“How’s he doing then?” Dudley asked, barely able to suppress a grin, knowing full well the pot he was stirring.
“Same as ever, smug git.”
“Still coming over for brunch on Sunday with Astoria then?”
“Yeah,” Harry deflated somewhat. “Honestly, what is my life, how did that happen? How did I end up with the Malfoys coming to my house every other month?”
“Dunno mate,” Dudley replied companionably with a shrug, “your kids get on. That’s the main thing.”
“Yea, I know,” Harry relented, taking a sip from the right mug of coffee this time. “Just strange how things turn out.”
“Tell me about it,” Dudley chuckled, reaching up to affix another hanging crystal to the beam above the register.
“So what else are you doing with this place?” Harry asked, pulling a box toward himself and starting to unpack the contents. “I know Kelly wants to do her positive mind,” he gestured vaguely, “thing.”
“Mindfulness,” Dudley supplied helpfully. “Mindfulness and wellbeing classes every Thursday. And the two rooms in the back are being rented out for therapy sessions, not like, talking therapy, but like” he gestured mystically with his hands, “crystals and shit.”
“You’re really selling it,” Harry laughed and Dudley joined him.
“I know. I’m rubbish at it. Kelly’s writing me a spiel to remember. And we’ve got a psychic coming in Mondays and Wednesdays to do tarot readings and the like, and the upstairs studio is up for rent for like, classes and stuff.”
“That’s good,” Harry said, pulling a grinning garden gnome free of the confines of the Styrofoam packaging and setting it down with exaggerated care. Somehow the artist had managed to capture the malevolence of the real things in the manic gleam of their ceramic eyes. It was slightly disconcerting. “Really, Dee, it all sounds good.”
“Thanks,” Dudley said, taking in a deep breath and giving Harry a genuinely serene looking smile before turning away to find more stock to unpack. “It feels good. I suppose that’s the point of it all, really. Even if it is all guff.”
“Oh, I dunno,” Harry said, picking up one of the display crystals seemingly at random and holding it up to the window where it caught the light and began to pulse with a steady inner glow before dimming and returning to normal. “I think there’s some merit to the power of believing in happy things.”

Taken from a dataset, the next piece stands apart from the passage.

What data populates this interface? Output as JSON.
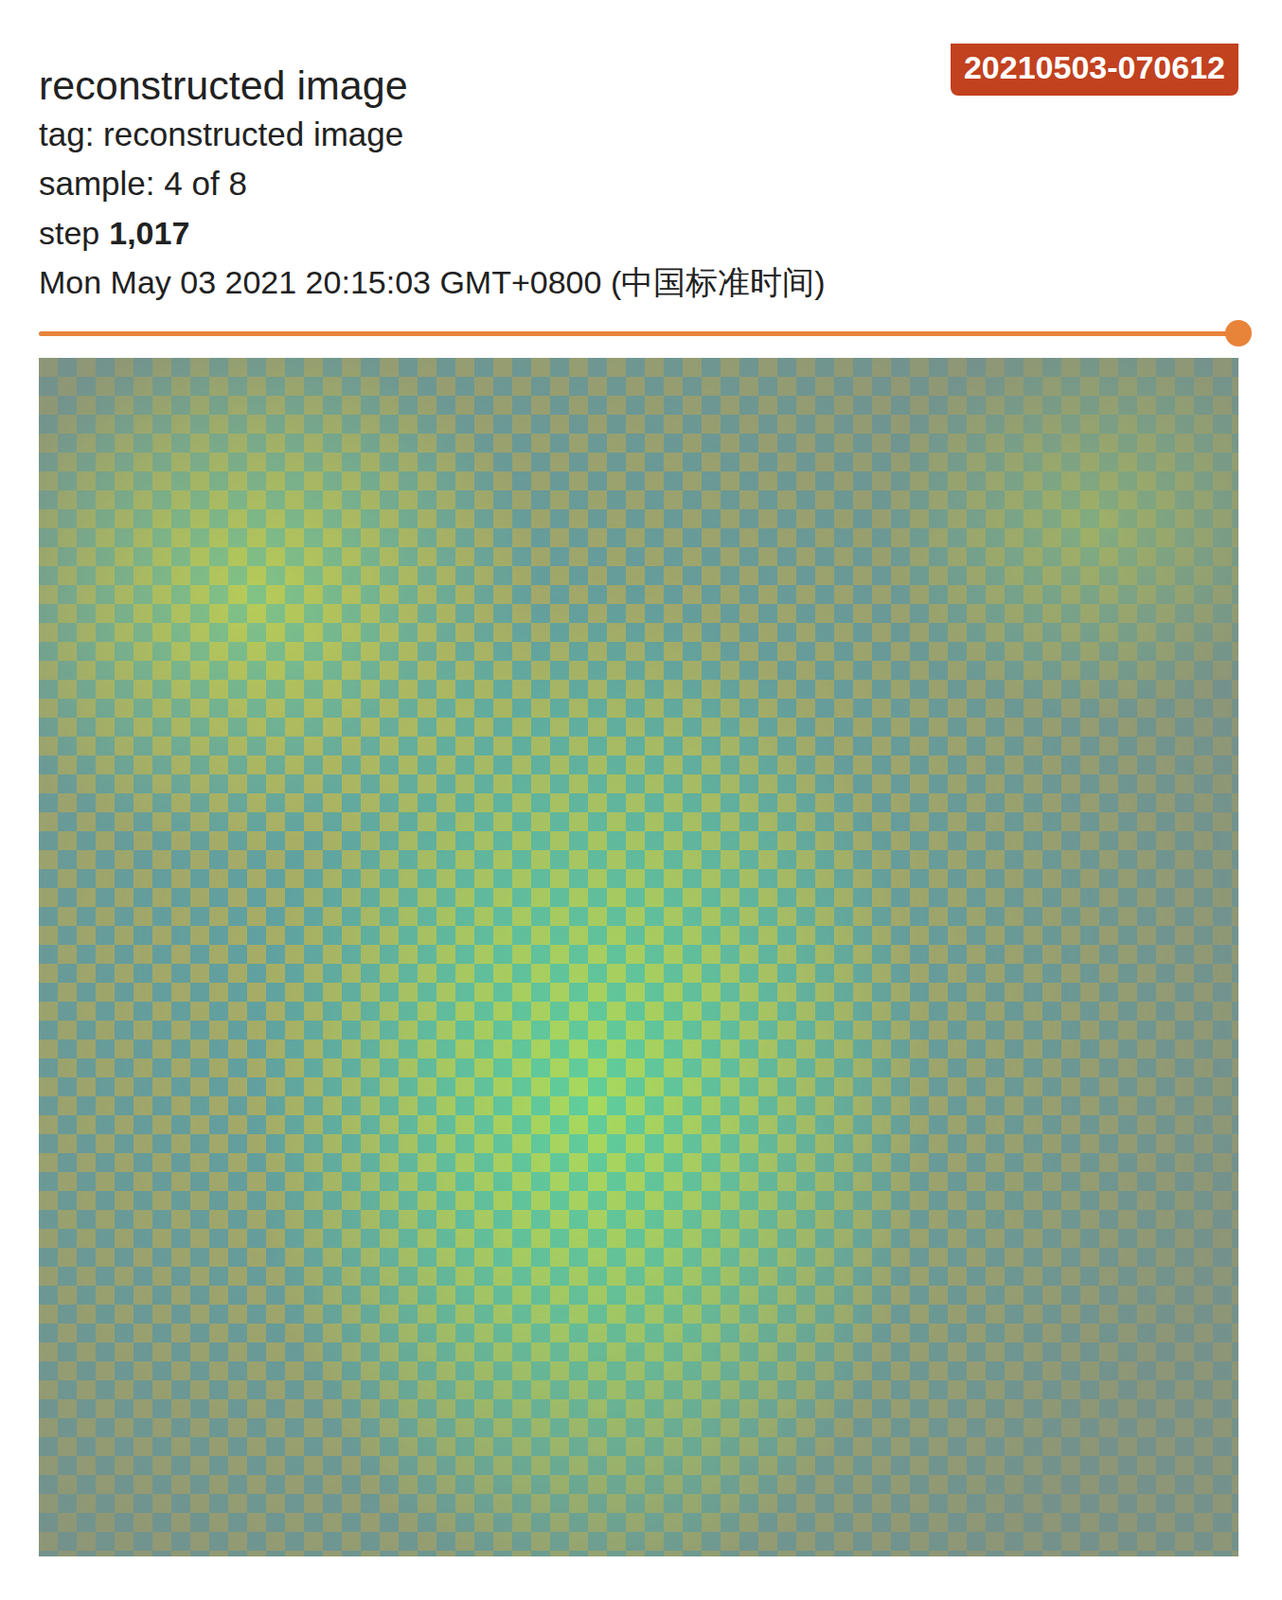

After a while he added thoughtfully, “You know what you should sell?”
“What?” Dudley called from the back room.